Certain motifs recur nearly every season of Curb: run-ins with staff, who invariably pop up to place bureaucratic limits on Larry’s pursuit of happiness; skirmishes about who pays the bill; the politics of which friends to invite. These incidents skew petty, much like the show itself, but matters of great consequence happen too. In “Lewis Needs a Kidney,” Jeff, Larry’s close friend and manager, tells Larry in the parking lot of a Jack in the Box about the health issues of their mutual friend, the comedian Richard Lewis; Richard himself slyly solicits one of Larry’s kidneys over lunch. In “The Black Swan,” Larry’s cousin, Andy, played by Richard Kind, orders his onions well done at a golf-club dining room, initiating a causal chain of events that results in the death of the titular swan and, possibly, a fellow club member.
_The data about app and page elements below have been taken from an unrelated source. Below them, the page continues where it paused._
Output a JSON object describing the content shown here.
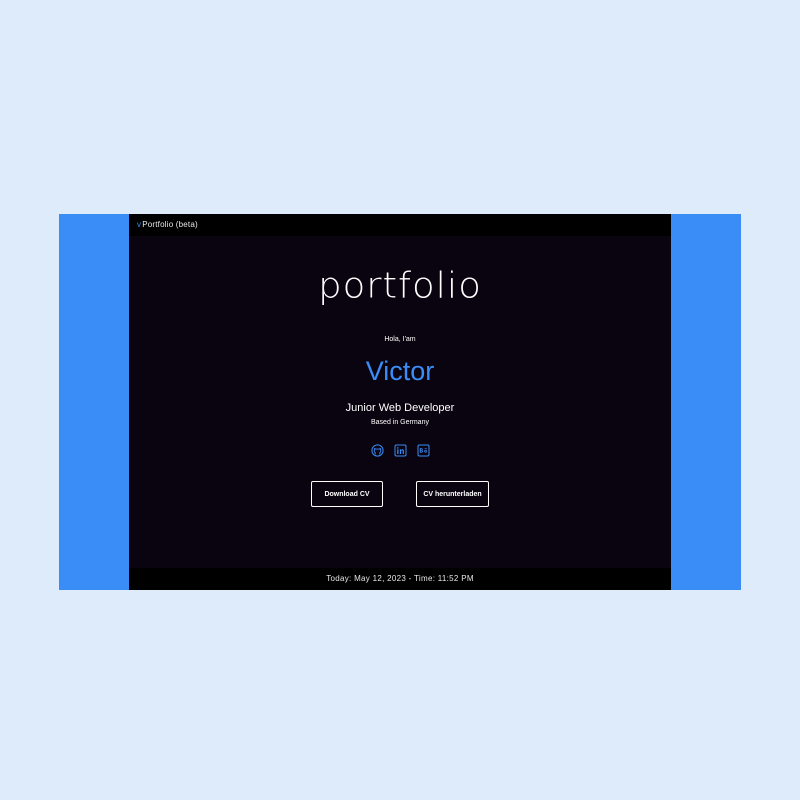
{
  "topbar": {
    "logo_mark": "v",
    "brand": "Portfolio (beta)"
  },
  "hero": {
    "logo_text": "portfolio",
    "greeting": "Hola, I'am",
    "name": "Victor",
    "role": "Junior Web Developer",
    "location": "Based in Germany"
  },
  "socials": [
    {
      "icon": "github-icon"
    },
    {
      "icon": "linkedin-icon"
    },
    {
      "icon": "behance-icon"
    }
  ],
  "buttons": {
    "download_cv": "Download CV",
    "download_cv_de": "CV herunterladen"
  },
  "footer": {
    "text": "Today: May 12, 2023 - Time: 11:52 PM"
  },
  "colors": {
    "accent": "#3a8cf7",
    "page_background": "#deebfb",
    "screen_background": "#0a0410",
    "bar_background": "#000000"
  }
}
Every once in a while, a restaurant will provoke the kind of soul-searching Larry refuses to do elsewhere. The deliciousness of a chicken dish at a Palestinian restaurant entices Larry into a new community that applauds his abrasive tendencies toward other Jews, and allows him to meet Shara, who rewards him with “the best sex [he’s] ever had.” When the restaurant opens a second branch next to a Jewish deli, it draws protesters and counterprotesters: Larry’s friends on one side, his appetites on the other. The episode ends with Larry stuck in the middle of warring factions—and between his own split impulses—unable to decide which people are truly his.

Again and again, the rituals of dining out insinuate themselves into Larry’s life. The show makes a feast of these themes in Season 3, when Larry invests in a new restaurant and tries to bring a “first principles” approach to the perfect dining environment, litigating every trivial feature—down to the urinal splash guards. In his book, Gopnik notes that the restaurant, which dates back to the decades before the French Revolution, is one of the oldest examples of the kind of private-public institution that came to dominate modernity. This makes it the ideal petri dish for Larry’s social experiments, which have everything to do with how people should conduct themselves in a shared world. Ironically, the food itself is rarely addressed. (Even the selection of a chef comes down to other criteria: Larry hires a bald applicant out of camaraderie, then fires him when he discovers that the man wears a toupee.) When Cheryl, Larry’s then-wife, asks him why he wants to back a restaurant in the first place, he speaks for the many who have indulged in this particular daydream: “You know, we could hang out there.”

It’s a relatable feeling: Despite Larry’s centimillionaire status and celebrity stature, his desires are refreshingly ordinary. He wants what most people want—good company, good conversation, a spot near the window—and he is sometimes stymied, sometimes successful. (At the end of “The Ugly Section,” Larry gets the table he craves through some old-fashioned favor-trading.) Curb treats eating out as a lifelong pursuit that resists mastery and rewards strong ties. It celebrates the thrill of minor victories: a well-delivered anecdote, a sweater that wins compliments. The show will be remembered for its forensic send-ups of social norms, but its lasting message is that wherever we sit, we’re all human. Even Larry David.

The Atlantic